Brief »
No pictures, nothing altered: return the data below.

[Records excerpted from a collection]
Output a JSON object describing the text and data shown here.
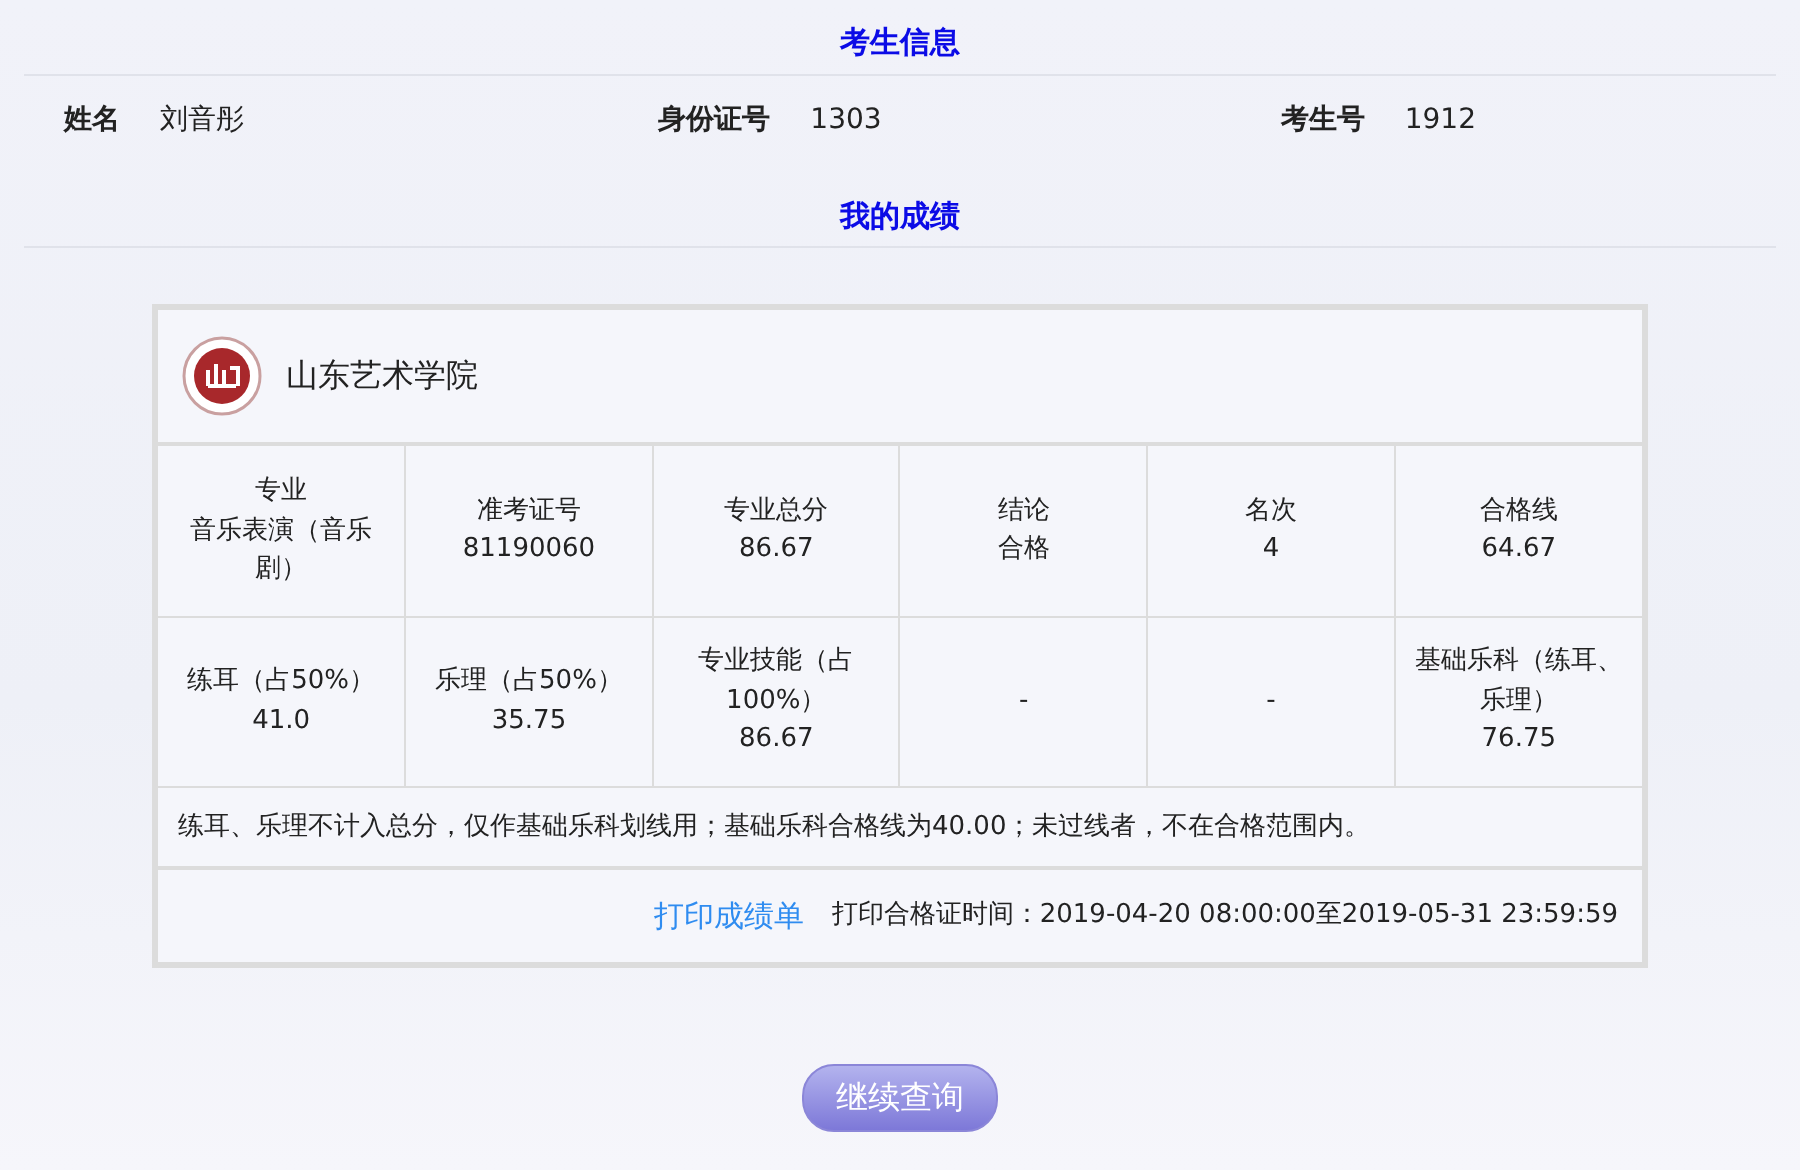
{
  "candidate_info": {
    "title": "考生信息",
    "fields": [
      {
        "label": "姓名",
        "value": "刘音彤"
      },
      {
        "label": "身份证号",
        "value": "1303"
      },
      {
        "label": "考生号",
        "value": "1912"
      }
    ]
  },
  "scores": {
    "title": "我的成绩",
    "school": "山东艺术学院",
    "rows": [
      [
        {
          "label": "专业",
          "value": "音乐表演（音乐剧）"
        },
        {
          "label": "准考证号",
          "value": "81190060"
        },
        {
          "label": "专业总分",
          "value": "86.67"
        },
        {
          "label": "结论",
          "value": "合格"
        },
        {
          "label": "名次",
          "value": "4"
        },
        {
          "label": "合格线",
          "value": "64.67"
        }
      ],
      [
        {
          "label": "练耳（占50%）",
          "value": "41.0"
        },
        {
          "label": "乐理（占50%）",
          "value": "35.75"
        },
        {
          "label": "专业技能（占100%）",
          "value": "86.67"
        },
        {
          "value": "-"
        },
        {
          "value": "-"
        },
        {
          "label": "基础乐科（练耳、乐理）",
          "value": "76.75"
        }
      ]
    ],
    "note": "练耳、乐理不计入总分，仅作基础乐科划线用；基础乐科合格线为40.00；未过线者，不在合格范围内。",
    "print_link": "打印成绩单",
    "print_time": "打印合格证时间：2019-04-20 08:00:00至2019-05-31 23:59:59"
  },
  "continue_button": "继续查询"
}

Exercise answer »
Output a JSON object describing the text and data shown here.
{
  "candidate_info": {
    "title": "考生信息",
    "fields": [
      {
        "label": "姓名",
        "value": "刘音彤"
      },
      {
        "label": "身份证号",
        "value": "1303"
      },
      {
        "label": "考生号",
        "value": "1912"
      }
    ]
  },
  "scores": {
    "title": "我的成绩",
    "school": "山东艺术学院",
    "rows": [
      [
        {
          "label": "专业",
          "value": "音乐表演（音乐剧）"
        },
        {
          "label": "准考证号",
          "value": "81190060"
        },
        {
          "label": "专业总分",
          "value": "86.67"
        },
        {
          "label": "结论",
          "value": "合格"
        },
        {
          "label": "名次",
          "value": "4"
        },
        {
          "label": "合格线",
          "value": "64.67"
        }
      ],
      [
        {
          "label": "练耳（占50%）",
          "value": "41.0"
        },
        {
          "label": "乐理（占50%）",
          "value": "35.75"
        },
        {
          "label": "专业技能（占100%）",
          "value": "86.67"
        },
        {
          "value": "-"
        },
        {
          "value": "-"
        },
        {
          "label": "基础乐科（练耳、乐理）",
          "value": "76.75"
        }
      ]
    ],
    "note": "练耳、乐理不计入总分，仅作基础乐科划线用；基础乐科合格线为40.00；未过线者，不在合格范围内。",
    "print_link": "打印成绩单",
    "print_time": "打印合格证时间：2019-04-20 08:00:00至2019-05-31 23:59:59"
  },
  "continue_button": "继续查询"
}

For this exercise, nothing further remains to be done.